The continued absence of Chauncey Billups (left knee tendinitis, five games missed) and Will Bynum (left hamstring, four games missed) hurt Cheeks, especially with Kentavious Caldwell-Pope struggling to knock down shots. After going 1 of 9 against Atlanta on Wednesday, the Georgia native was 1 of 11 early in the fourth quarter before he helped the Pistons rally from an 80-72 deficit by drilling three straight jump shots, including a 3-pointer.

As luck would have it, Cheeks had Stuckey lined up to come in for Caldwell-Pope at the scorer’s table as his steal and jump shot pulled the Pistons to within a point with 6:32 to play.

“I like to have Stuckey in the game because he’s probably going to be the guy that we’re going to put the ball in his hands to score the ball,” Cheeks said. “I gave him a rest just for that reason and put him back in the game.”

It was that kind of game for the Pistons, who have hit their most serious bump in the road. They’ve given themselves a chance to win every game but one – last week’s loss at Golden State, where they fell 19 down in the first quarter – but they take a 4-8 record to Brooklyn and know they can’t afford to cede much more ground, even in the forgiving Eastern Conference.

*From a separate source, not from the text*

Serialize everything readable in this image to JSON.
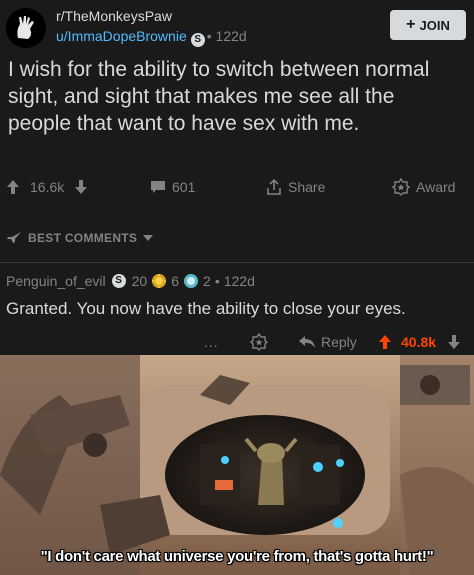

“For us, it’s all about the win,” said Singler, pressed to talk about his career night. “It doesn’t matter where our points are coming from, rebounds. We’ve got to figure out what works for us and what eventually will get us to winning ballgames.”